ED: Tell me about the new store in L.A. What drew you to the city?
CJW: Our new store is in the Mandarin Plaza in Los Angeles. It’s very similar to the NYC store except it’s a lot larger and has a ton of natural light and plants everywhere.
BVG: For me, I really needed the mental space and the time. New York is so inspiring — you don’t have time to second guess anything. You’re constantly just going. I feel like I blinked and suddenly so many things have happened, I’ve woken up, I’m in my mid-30s. And as one does, you come to California to chill the f— out. Of course, we’re not actually chilling out — we’re opening a new store! But I just wanted to stop and think, what makes me happy? And it’s this business, creating and curating a store space, and as always, cultivating a community. That’s what makes me happy.
CJW: I feel like we can be so much more creative here, just thinking about setting up the larger store space. There’s sunlight and more room and high ceilings and this big table where I can work and sew and do all the things that I literally can’t physically do in New York because your life is piled on top of itself. You’re always digging yourself out from under things. Everything is just bigger and more open here, which is really exciting creatively.
Model: Lucia Foshee
Makeup: Eden Lattanzio
Hair: Belen Gomez
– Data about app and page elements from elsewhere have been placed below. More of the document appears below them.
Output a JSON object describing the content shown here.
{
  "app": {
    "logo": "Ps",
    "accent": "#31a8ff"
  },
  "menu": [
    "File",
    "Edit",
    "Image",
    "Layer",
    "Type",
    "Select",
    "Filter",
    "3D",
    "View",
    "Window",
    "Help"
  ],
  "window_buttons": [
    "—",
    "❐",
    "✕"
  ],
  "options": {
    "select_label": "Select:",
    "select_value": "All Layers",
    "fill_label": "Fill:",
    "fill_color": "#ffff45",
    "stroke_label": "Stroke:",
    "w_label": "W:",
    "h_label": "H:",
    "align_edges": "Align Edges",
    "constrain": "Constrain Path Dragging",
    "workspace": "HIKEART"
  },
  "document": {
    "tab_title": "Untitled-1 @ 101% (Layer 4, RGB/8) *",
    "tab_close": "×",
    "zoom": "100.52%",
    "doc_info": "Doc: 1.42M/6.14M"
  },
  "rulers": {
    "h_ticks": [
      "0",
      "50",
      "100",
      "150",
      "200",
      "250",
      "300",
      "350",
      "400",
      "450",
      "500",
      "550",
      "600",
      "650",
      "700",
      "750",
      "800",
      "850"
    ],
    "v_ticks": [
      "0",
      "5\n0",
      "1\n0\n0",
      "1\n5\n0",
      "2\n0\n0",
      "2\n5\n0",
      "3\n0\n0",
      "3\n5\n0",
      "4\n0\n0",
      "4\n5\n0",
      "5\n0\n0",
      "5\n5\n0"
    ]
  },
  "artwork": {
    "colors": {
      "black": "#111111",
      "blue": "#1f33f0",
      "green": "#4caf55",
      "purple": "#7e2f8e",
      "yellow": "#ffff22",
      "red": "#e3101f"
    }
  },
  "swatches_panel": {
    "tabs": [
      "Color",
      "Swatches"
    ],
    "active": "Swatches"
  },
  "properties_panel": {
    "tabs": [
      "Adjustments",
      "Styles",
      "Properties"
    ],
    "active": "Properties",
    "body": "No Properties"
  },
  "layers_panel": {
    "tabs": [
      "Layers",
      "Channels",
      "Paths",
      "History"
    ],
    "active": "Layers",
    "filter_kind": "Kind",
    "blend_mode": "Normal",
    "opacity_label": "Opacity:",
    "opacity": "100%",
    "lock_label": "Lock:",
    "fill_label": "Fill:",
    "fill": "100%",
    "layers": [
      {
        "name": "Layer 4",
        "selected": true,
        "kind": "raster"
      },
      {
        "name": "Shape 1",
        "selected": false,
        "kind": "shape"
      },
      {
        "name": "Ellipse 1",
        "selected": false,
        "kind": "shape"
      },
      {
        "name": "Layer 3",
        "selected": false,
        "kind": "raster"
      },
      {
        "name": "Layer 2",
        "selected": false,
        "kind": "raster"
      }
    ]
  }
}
Eugenie Dalland is a writer based in New York. Her essays, profiles, and reviews have appeared in the Los Angeles Review of Books, BOMB, and the Brooklyn Rail. She publishes the arts and culture magazine Riot of Perfume.